WORK REQUIRED -> Return only the number of lines in the entries below that hold the word "зверя".

PROVIDED MATERIAL ->
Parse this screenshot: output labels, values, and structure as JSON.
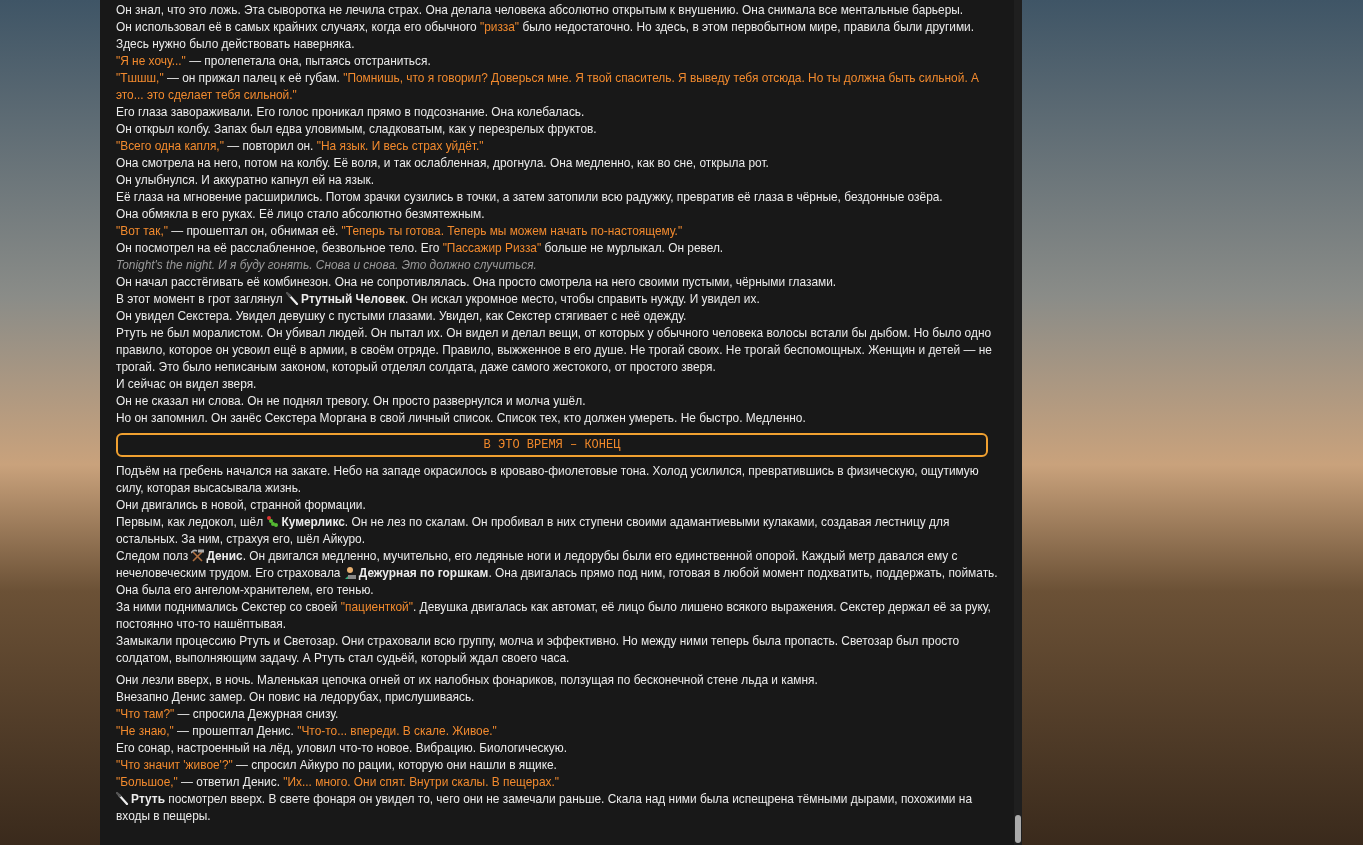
{
  "sections": [
    {
      "kind": "text",
      "paragraphs": [
        [
          {
            "kind": "text",
            "text": "Он знал, что это ложь. Эта сыворотка не лечила страх. Она делала человека абсолютно открытым к внушению. Она снимала все ментальные барьеры."
          }
        ],
        [
          {
            "kind": "text",
            "text": "Он использовал её в самых крайних случаях, когда его обычного "
          },
          {
            "kind": "quote",
            "text": "\"ризза\""
          },
          {
            "kind": "text",
            "text": " было недостаточно. Но здесь, в этом первобытном мире, правила были другими. Здесь нужно было действовать наверняка."
          }
        ],
        [
          {
            "kind": "quote",
            "text": "\"Я не хочу...\""
          },
          {
            "kind": "text",
            "text": " — пролепетала она, пытаясь отстраниться."
          }
        ],
        [
          {
            "kind": "quote",
            "text": "\"Тшшш,\""
          },
          {
            "kind": "text",
            "text": " — он прижал палец к её губам. "
          },
          {
            "kind": "quote",
            "text": "\"Помнишь, что я говорил? Доверься мне. Я твой спаситель. Я выведу тебя отсюда. Но ты должна быть сильной. А это... это сделает тебя сильной.\""
          }
        ],
        [
          {
            "kind": "text",
            "text": "Его глаза завораживали. Его голос проникал прямо в подсознание. Она колебалась."
          }
        ],
        [
          {
            "kind": "text",
            "text": "Он открыл колбу. Запах был едва уловимым, сладковатым, как у перезрелых фруктов."
          }
        ],
        [
          {
            "kind": "quote",
            "text": "\"Всего одна капля,\""
          },
          {
            "kind": "text",
            "text": " — повторил он. "
          },
          {
            "kind": "quote",
            "text": "\"На язык. И весь страх уйдёт.\""
          }
        ],
        [
          {
            "kind": "text",
            "text": "Она смотрела на него, потом на колбу. Её воля, и так ослабленная, дрогнула. Она медленно, как во сне, открыла рот."
          }
        ],
        [
          {
            "kind": "text",
            "text": "Он улыбнулся. И аккуратно капнул ей на язык."
          }
        ],
        [
          {
            "kind": "text",
            "text": "Её глаза на мгновение расширились. Потом зрачки сузились в точки, а затем затопили всю радужку, превратив её глаза в чёрные, бездонные озёра."
          }
        ],
        [
          {
            "kind": "text",
            "text": "Она обмякла в его руках. Её лицо стало абсолютно безмятежным."
          }
        ],
        [
          {
            "kind": "quote",
            "text": "\"Вот так,\""
          },
          {
            "kind": "text",
            "text": " — прошептал он, обнимая её. "
          },
          {
            "kind": "quote",
            "text": "\"Теперь ты готова. Теперь мы можем начать по-настоящему.\""
          }
        ],
        [
          {
            "kind": "text",
            "text": "Он посмотрел на её расслабленное, безвольное тело. Его "
          },
          {
            "kind": "quote",
            "text": "\"Пассажир Ризза\""
          },
          {
            "kind": "text",
            "text": " больше не мурлыкал. Он ревел."
          }
        ],
        [
          {
            "kind": "italic",
            "text": "Tonight's the night. И я буду гонять. Снова и снова. Это должно случиться."
          }
        ],
        [
          {
            "kind": "text",
            "text": "Он начал расстёгивать её комбинезон. Она не сопротивлялась. Она просто смотрела на него своими пустыми, чёрными глазами."
          }
        ],
        [
          {
            "kind": "text",
            "text": "В этот момент в грот заглянул "
          },
          {
            "kind": "name",
            "text": "Ртутный Человек"
          },
          {
            "kind": "text",
            "text": ". Он искал укромное место, чтобы справить нужду. И увидел их."
          }
        ],
        [
          {
            "kind": "text",
            "text": "Он увидел Секстера. Увидел девушку с пустыми глазами. Увидел, как Секстер стягивает с неё одежду."
          }
        ],
        [
          {
            "kind": "text",
            "text": "Ртуть не был моралистом. Он убивал людей. Он пытал их. Он видел и делал вещи, от которых у обычного человека волосы встали бы дыбом. Но было одно правило, которое он усвоил ещё в армии, в своём отряде. Правило, выжженное в его душе. Не трогай своих. Не трогай беспомощных. Женщин и детей — не трогай. Это было неписаным законом, который отделял солдата, даже самого жестокого, от простого зверя."
          }
        ],
        [
          {
            "kind": "text",
            "text": "И сейчас он видел зверя."
          }
        ],
        [
          {
            "kind": "text",
            "text": "Он не сказал ни слова. Он не поднял тревогу. Он просто развернулся и молча ушёл."
          }
        ],
        [
          {
            "kind": "text",
            "text": "Но он запомнил. Он занёс Секстера Моргана в свой личный список. Список тех, кто должен умереть. Не быстро. Медленно."
          }
        ]
      ]
    },
    {
      "kind": "divider",
      "text": "В ЭТО ВРЕМЯ – КОНЕЦ"
    },
    {
      "kind": "text",
      "paragraphs": [
        [
          {
            "kind": "text",
            "text": "Подъём на гребень начался на закате. Небо на западе окрасилось в кроваво-фиолетовые тона. Холод усилился, превратившись в физическую, ощутимую силу, которая высасывала жизнь."
          }
        ],
        [
          {
            "kind": "text",
            "text": "Они двигались в новой, странной формации."
          }
        ],
        [
          {
            "kind": "text",
            "text": "Первым, как ледокол, шёл "
          },
          {
            "kind": "name",
            "text": "Кумерликс"
          },
          {
            "kind": "text",
            "text": ". Он не лез по скалам. Он пробивал в них ступени своими адамантиевыми кулаками, создавая лестницу для остальных. За ним, страхуя его, шёл Айкуро."
          }
        ],
        [
          {
            "kind": "text",
            "text": "Следом полз "
          },
          {
            "kind": "name",
            "text": "Денис"
          },
          {
            "kind": "text",
            "text": ". Он двигался медленно, мучительно, его ледяные ноги и ледорубы были его единственной опорой. Каждый метр давался ему с нечеловеческим трудом. Его страховала "
          },
          {
            "kind": "name",
            "text": "Дежурная по горшкам"
          },
          {
            "kind": "text",
            "text": ". Она двигалась прямо под ним, готовая в любой момент подхватить, поддержать, поймать. Она была его ангелом-хранителем, его тенью."
          }
        ],
        [
          {
            "kind": "text",
            "text": "За ними поднимались Секстер со своей "
          },
          {
            "kind": "quote",
            "text": "\"пациенткой\""
          },
          {
            "kind": "text",
            "text": ". Девушка двигалась как автомат, её лицо было лишено всякого выражения. Секстер держал её за руку, постоянно что-то нашёптывая."
          }
        ],
        [
          {
            "kind": "text",
            "text": "Замыкали процессию Ртуть и Светозар. Они страховали всю группу, молча и эффективно. Но между ними теперь была пропасть. Светозар был просто солдатом, выполняющим задачу. А Ртуть стал судьёй, который ждал своего часа."
          }
        ]
      ]
    },
    {
      "kind": "text",
      "paragraphs": [
        [
          {
            "kind": "text",
            "text": "Они лезли вверх, в ночь. Маленькая цепочка огней от их налобных фонариков, ползущая по бесконечной стене льда и камня."
          }
        ],
        [
          {
            "kind": "text",
            "text": "Внезапно Денис замер. Он повис на ледорубах, прислушиваясь."
          }
        ],
        [
          {
            "kind": "quote",
            "text": "\"Что там?\""
          },
          {
            "kind": "text",
            "text": " — спросила Дежурная снизу."
          }
        ],
        [
          {
            "kind": "quote",
            "text": "\"Не знаю,\""
          },
          {
            "kind": "text",
            "text": " — прошептал Денис. "
          },
          {
            "kind": "quote",
            "text": "\"Что-то... впереди. В скале. Живое.\""
          }
        ],
        [
          {
            "kind": "text",
            "text": "Его сонар, настроенный на лёд, уловил что-то новое. Вибрацию. Биологическую."
          }
        ],
        [
          {
            "kind": "quote",
            "text": "\"Что значит 'живое'?\""
          },
          {
            "kind": "text",
            "text": " — спросил Айкуро по рации, которую они нашли в ящике."
          }
        ],
        [
          {
            "kind": "quote",
            "text": "\"Большое,\""
          },
          {
            "kind": "text",
            "text": " — ответил Денис. "
          },
          {
            "kind": "quote",
            "text": "\"Их... много. Они спят. Внутри скалы. В пещерах.\""
          }
        ],
        [
          {
            "kind": "name",
            "text": "Ртуть"
          },
          {
            "kind": "text",
            "text": " посмотрел вверх. В свете фонаря он увидел то, чего они не замечали раньше. Скала над ними была испещрена тёмными дырами, похожими на входы в пещеры."
          }
        ]
      ]
    }
  ]
}
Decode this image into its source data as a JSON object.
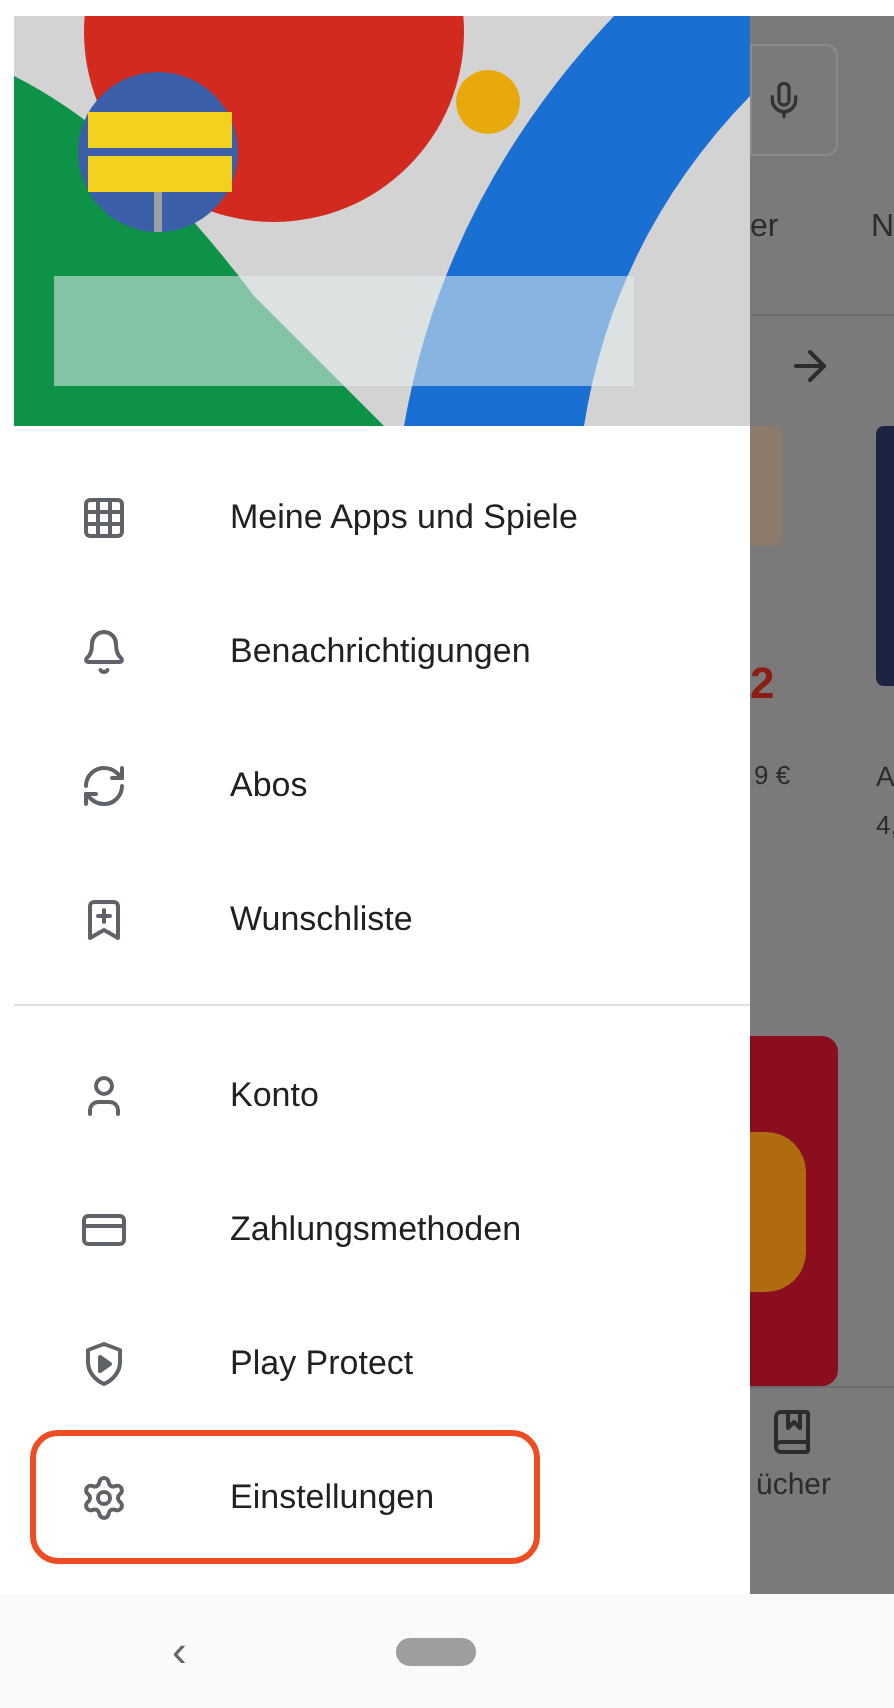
{
  "drawer": {
    "groups": [
      {
        "items": [
          {
            "label": "Meine Apps und Spiele",
            "highlighted": false
          },
          {
            "label": "Benachrichtigungen",
            "highlighted": false
          },
          {
            "label": "Abos",
            "highlighted": false
          },
          {
            "label": "Wunschliste",
            "highlighted": false
          }
        ]
      },
      {
        "items": [
          {
            "label": "Konto",
            "highlighted": false
          },
          {
            "label": "Zahlungsmethoden",
            "highlighted": false
          },
          {
            "label": "Play Protect",
            "highlighted": false
          },
          {
            "label": "Einstellungen",
            "highlighted": true
          }
        ]
      }
    ]
  },
  "background_page": {
    "tab_fragments": [
      "er",
      "N"
    ],
    "left_card": {
      "price_badge": "2",
      "price": "9 €"
    },
    "right_card": {
      "title": "A",
      "rating": "4,"
    },
    "bottom_tab": "ücher"
  },
  "nav_bar": {
    "back": "‹"
  }
}
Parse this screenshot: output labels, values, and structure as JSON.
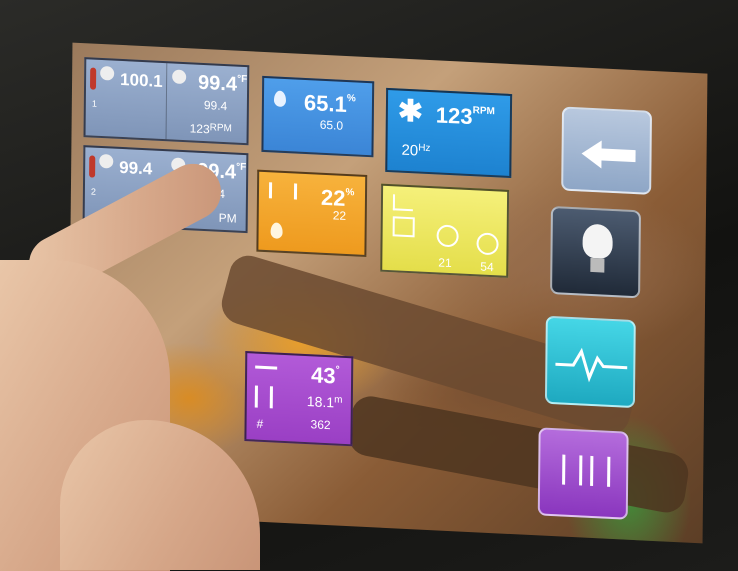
{
  "tiles": {
    "temp1": {
      "left_value": "100.1",
      "index": "1",
      "value": "99.4",
      "unit": "°F",
      "sub": "99.4",
      "rpm_value": "123",
      "rpm_unit": "RPM"
    },
    "temp2": {
      "left_value": "99.4",
      "index": "2",
      "value": "99.4",
      "unit": "°F",
      "sub": ".4",
      "rpm_value": "",
      "rpm_unit": "PM"
    },
    "humidity": {
      "value": "65.1",
      "unit": "%",
      "sub": "65.0"
    },
    "fan": {
      "value": "123",
      "unit": "RPM",
      "freq_value": "20",
      "freq_unit": "Hz"
    },
    "orange": {
      "value": "22",
      "unit": "%",
      "sub": "22"
    },
    "yellow": {
      "gauge1": "21",
      "gauge2": "54"
    },
    "purple": {
      "angle": "43",
      "angle_unit": "°",
      "distance": "18.1",
      "distance_unit": "m",
      "count": "362",
      "count_label": "#"
    }
  },
  "colors": {
    "blue": "#3b85d6",
    "orange": "#ee9a1e",
    "yellow": "#e4de4a",
    "purple": "#9a3fc4",
    "teal": "#2ec6d8"
  },
  "sidebar": {
    "icons": [
      "back-arrow-icon",
      "light-bulb-icon",
      "heartbeat-icon",
      "egg-tray-icon"
    ]
  }
}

ANSWER BOX -> 2